Two Poems [Debra Kang Dean]

You Don’t Say


On seeing the light
Of day, a fetus might cry:
If you will, feed us.


All my life I have
Wanted     transgendered     to be
Just one     engendered.


A cyanotype,
A diversity of hues—
Let’s dye. Versify.


Irony: How rich
that entitlement.  Shush
Money. In toto. Mint.


Hot Dam—don’t you love
A volcano, able bothered. Who’s
Not vulnerable?


Evidently base-
Less hearsay. O, say, see it?
Evidence, (broad) based.


Knowledge undone is
Wisdom: To apply science, based
In this, this, and that.


Whole Cloth: A Trans(en)gendering

Evidence-based science

Vulgar babble,
Entitlement’s Tower Babel’s
Hell, no(t) diversity.

                    Feat us,
Says Clotho; a name abased is


Debra Kang Dean teaches in Spalding University’s low-residency MFA in Writing Program and is the author of three full-length collections of poetry, including Totem: America (Tiger Bark Press, forthcoming in 2018).

Inspiration: Seeing the distorted use of the phrase “community standards and wishes” was a kind of déjà vu that goaded me to take up the challenge. I like it when an invitation to work in a received form—I chose the haiku sequence and the rondelet—affords an opportunity to enact civil disobedience.

Ghazal for Cinetherapy [Jennifer Litt]

When the election left me vulnerable & in a state of lord have mercy,
I watched Carol & Moonlight for some over-the-rainbow sexual diversity,

& what felonious politicians & Putin stole from us females & Hillary,
I retrieved in The Danish Girl via severed penis, such surgical diversity,

such evidence-based bravery when a gentle man risks his life for the lady
inside, the transgender fetus. Room & Spotlight exposed sexual-abuse diversity.

I insist on control over my privates & my private life. I’m guzzling Pinot Gris,
ignoring science-based studies about pickling my liver, but alcoholic diversity

is one of my social circle’s specialties. We suffer our depression, slurp martinis
or microbrews & watch movies in the dark. Entitlement, Jen? No, call it diversity.


Jennifer Litt is the author of the chapbook, Maximum Speed through Zero, published in 2016 by Blue Lyra Press in its Delphi Series, Volume 2, and her poems have appeared in several journals and magazines, including Gulf StreamLuminaMixed FruitNaugatuck River ReviewnycBigCityLit and Stone Canoe.

Even Muzzled, I Speak [Devon Balwit]

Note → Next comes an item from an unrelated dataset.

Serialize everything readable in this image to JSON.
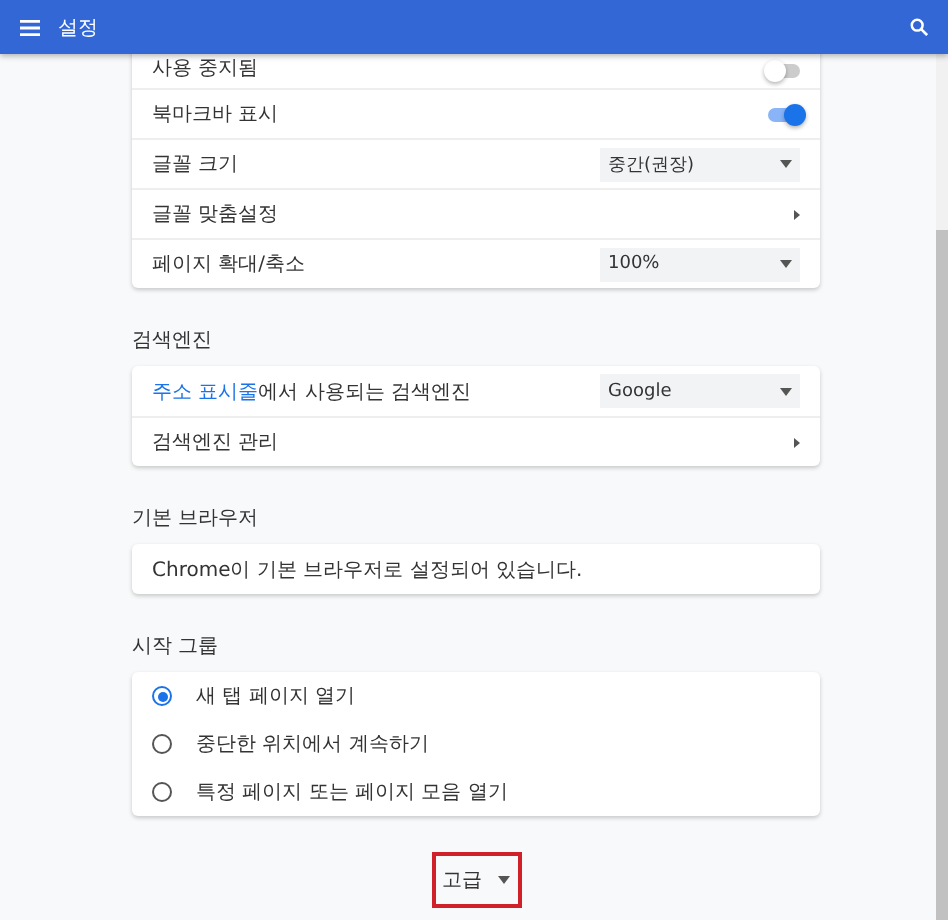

by nature, I have tried, at times,
to hide the fact, head shaved,
black leather armor, practicing
pain in the mirror until I could
bear it and not flinch. yet for all that,
the fact of it remains, decade after
decade, filaments that reach
through my whole being,
tender mycelium.


wanting to be a good mother, I
tight-rope-walked ever and always
between encouraging self-love
and discouraging selfishness
in my children: human, we are entitled
to life, liberty, and the pursuit of whatever
harms no other. also human, we slip
towards believing we have it coming to us,
the biggest piece of the pie we can wrangle.


genetic, linguistic, artistic
melting pot / salad bowl,
cross-pollination, cross-fertilization,
Jewish / Gentile, old-world, new,
an eternal Columbian exchange…


in photographs, the children of friends,
friends themselves, morph over time,
a shifting of external to match internal.
I train myself to use appropriate names, pronouns.
I do this because I love them.


I have carried three to term, lost
two more to miscarriage, and every
time, full as I was with their squirming
and kicking, I celebrated a woman’s
right to choose. we decide to bear
or not to bear. we women.


through the senses, through the
accumulation of days, the accretion
of years, through lived experience,
out in the world, among others,
testable, verifiable


testable, verifiable,
our inheritance from the brave thinkers
who have preceded us,
who have bucked convention,
often at the risk of life and livelihood,
to deliver unpleasant truths—
          species are in decline
          the earth is warming
          the ice is melting
          we are still learning how interconnected we all are
          time is running out

Devon Balwit loves her part of the planet and all the words in her language.